New paper outlines ​an exciting new technology for remote-controlled drug release using biocompatible magnetic nanofibres

03 May 2018

An exciting new technology for remote-controlled drug release using biocompatible magnetic nanofibres, is reported in a new paper by CNIE's Ayomi Perera and Marc-Olivier Coppens.

An efficient method is reported, for fabrication of composite microfibers that can be magnetically actuated and are biocompatible, targeting controlled drug release.
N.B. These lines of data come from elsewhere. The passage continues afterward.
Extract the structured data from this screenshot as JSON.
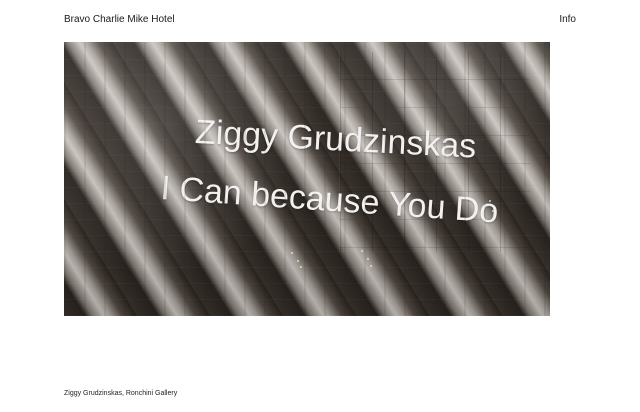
{
  "header": {
    "site_title": "Bravo Charlie Mike Hotel",
    "info_label": "Info"
  },
  "hero": {
    "line1": "Ziggy Grudzinskas",
    "line2": "I Can because You Do"
  },
  "caption": {
    "text": "Ziggy Grudzinskas, Ronchini Gallery"
  }
}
Aqueous solutions of polyvinyl alcohol (PVA), incorporated with citric acid coated Fe3O4 magnetic nanoparticles (MNPs), are subject to infusion gyration, to generate 100-300 nm diameter composite fibers, with controllable MNP loading.The fibers are stable in polar solvents, such as ethanol, and do not show any leaching of MNPs for over 4 weeks.

Using acetaminophen as an example, the authors demonstrate that, this material is effective in immobilization and triggered release of drugs, achieved by a moving external magnetic field. The remote actuation ability, coupled with biocompatibility and lightweight property, renders enormous potential for these fibers to be used as a smart drug-release agent.

The new paper titled, 'Polymer–Magnetic Composite Fibers for Remote-Controlled Drug Release', has been published in the Journal ACS Applied Materials & Interfaces.

Authors: Ayomi S. Perera, Siqi Zhang, Shervanthi Homer-Vanniasinkam, Marc-Olivier Coppens, and Mohan Edirisinghe.

Click here to read the paper

New paper outlines ​an exciting new technology for remote-controlled drug release using biocompatible magnetic nanofibres